The overall sense is that we are pretty much building a highly automated Amazon warehouse!  Moving boxes all over the place.

FIRST tries to teach skills that relate to the real world and this should be a good dose of same.  One of my first emails after getting the details was to a company that had expressed interest in the team.  And they make multi axis fork lifts!  Help!

In our third year we are obviously way behind the curve of real veteran teams with respect to having an accumulated pool of designs, experience, spare parts.  But we have been a pretty active team to date, and a number of the things we have done in the past are relevant to this undertaking.  Sometimes it is the previous failed projects that have the most potential to be dusted off and revisited.

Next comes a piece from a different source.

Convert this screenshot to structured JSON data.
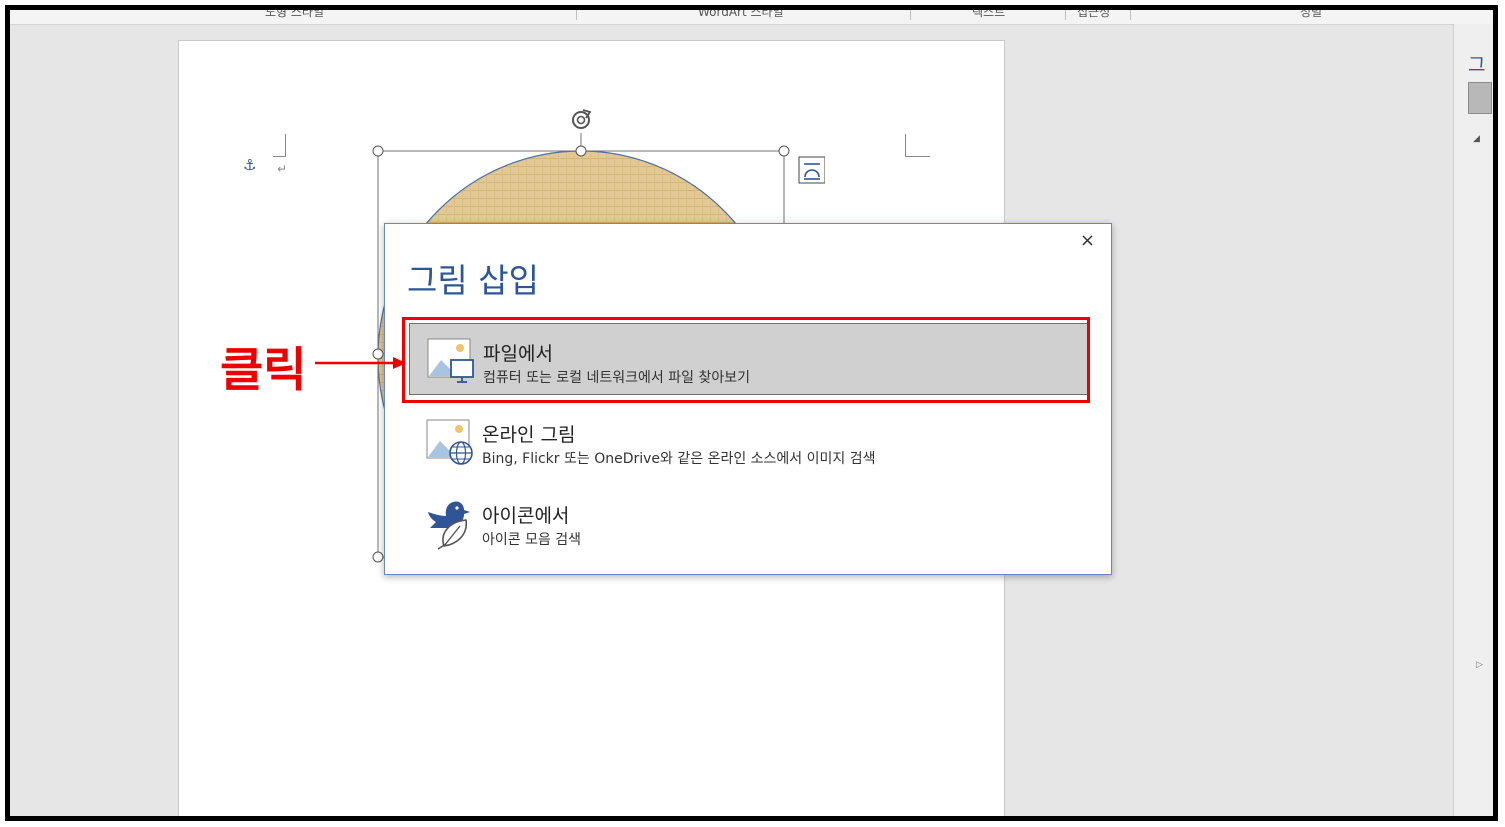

I expect that for the next couple of months it will be Robot Mondays, History Wednesdays and Pot Luck Fridays here at Detritus of Empire.  Subject of course to whatever unexpected turns up.


Friday, January 5, 2018

Truth in Surplus Advertising

After a frustrating trip to The Big City, where assorted things did not go off as planned, I treated myself to Axman Surplus.


The Axman never disappoints, found some good "stuff".